Dogs with hydrocephalus that have a rapid onset of neurological signs need immediate veterinary intervention. This must be considered a real medical emergency. It is good to pay attention so that the dog with hydrocephalus is not overhydrated, by means of aggressive intravenous or subcutaneous fluid therapy, to avoid accelerating the increase in intracranial pressure.

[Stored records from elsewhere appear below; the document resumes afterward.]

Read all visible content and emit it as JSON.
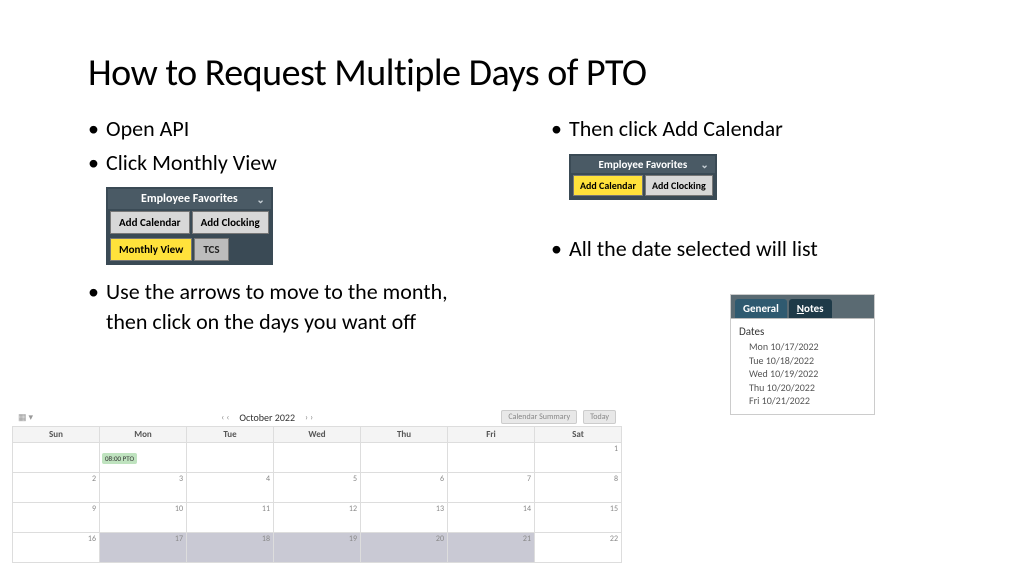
{
  "title": "How to Request Multiple Days of PTO",
  "left_bullets": {
    "b1": "Open API",
    "b2": "Click Monthly View",
    "b3": "Use the arrows to move to the month, then click on the days you want off"
  },
  "right_bullets": {
    "b1": "Then click Add Calendar",
    "b2": "All the date selected will list"
  },
  "widget1": {
    "header": "Employee Favorites",
    "btns": {
      "add_cal": "Add Calendar",
      "add_clock": "Add Clocking",
      "monthly": "Monthly View",
      "tcs": "TCS"
    }
  },
  "widget2": {
    "header": "Employee Favorites",
    "btns": {
      "add_cal": "Add Calendar",
      "add_clock": "Add Clocking"
    }
  },
  "calendar": {
    "month_label": "October 2022",
    "summary_btn": "Calendar Summary",
    "today_btn": "Today",
    "days": [
      "Sun",
      "Mon",
      "Tue",
      "Wed",
      "Thu",
      "Fri",
      "Sat"
    ],
    "event_label": "08:00 PTO",
    "row1": [
      "",
      "",
      "",
      "",
      "",
      "",
      "1"
    ],
    "row2": [
      "2",
      "3",
      "4",
      "5",
      "6",
      "7",
      "8"
    ],
    "row3": [
      "9",
      "10",
      "11",
      "12",
      "13",
      "14",
      "15"
    ],
    "row4": [
      "16",
      "17",
      "18",
      "19",
      "20",
      "21",
      "22"
    ],
    "selected": [
      17,
      18,
      19,
      20,
      21
    ]
  },
  "dates_panel": {
    "tab1": "General",
    "tab2_pre": "N",
    "tab2_rest": "otes",
    "label": "Dates",
    "lines": [
      "Mon 10/17/2022",
      "Tue 10/18/2022",
      "Wed 10/19/2022",
      "Thu 10/20/2022",
      "Fri 10/21/2022"
    ]
  }
}
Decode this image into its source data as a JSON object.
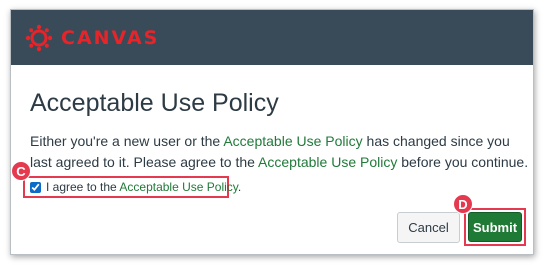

Theoretically, the therapeutic objectives are: to reduce the amount of cephalorachid fluid produced, increase the amount of cephalorachid fluid that is absorbed and / or divert the excess of cephalorachid fluid to other body cavities. The primary objective is to alleviate the accumulation of pressure on the nerves (neurons), blood vessels and other affected brain tissues. Unfortunately, in view of current medical knowledge, it is difficult, if not impossible, to artificially increase the brain’s absorption capacity by medical manipulation.
The veterinarian will choose the treatment protocol based on several factors, including the dog’s symptoms at the time of the visit, the size and physical condition of the animal and the underlying cause of the hydrocephalus, if the latter can be determined within a relatively short period of time. short. Many dogs with hydrocephalus do not exhibit outward signs of the condition.
The pharmacological treatment of dogs with acute onset of hydrocephalus has the primary purpose of reducing the amount of cephalorachid fluid that is produced. Corticosteroids (such as prednisone or dexamethasone) have been used for this purpose. In an attempt to reduce the overproduction of cephalorachidian fluid in hydrocephalic dogs, some veterinarians have also used other drugs, including acetazolamide, omeprazole and furosemide. The administration of diuretics to reduce intracranial pressure by promoting the elimination of fluids in the urine may also be recommended. If the dog experiences seizures, anticonvulsant medications may be recommended. Unfortunately, drug therapy usually only brings about a temporary improvement in clinical signs.
Resorting to surgery may be necessary, especially if medical treatment does not alleviate symptoms within a few weeks. The goal of surgical treatment is to divert excess cephalorachid fluid from the brain ventricles to other body sites, often to the peritoneal cavity or right atrium. The peritoneal cavity is the space between the layers of membranes that line the abdomen and the pelvic cavity. The right atrium is one of the four chambers of the heart. There are several procedures and techniques for deflecting the liquid. The attending veterinarian will decide which one to use on an individual basis according to each specific case. Surgical treatment of hydrocephalus is almost always carried out by a veterinary specialist in neurology.
The prognosis for hydrocephalic dogs can be somewhat variable, from rather good to poor (patient death). If the condition is congenital and the dog has obvious neurological symptoms with concomitant irreversible brain damage, the prognosis will probably be from reserved to poor. However, if the condition is congenital without symptoms or characterized only by mild symptoms or if the condition is acquired as a result of inflammation (induced by trauma) or a treatable infection, the prognosis can be quite good, as long as the cause can be identified, corrected or treated before significant brain damage occurs due to increased intracranial pressure.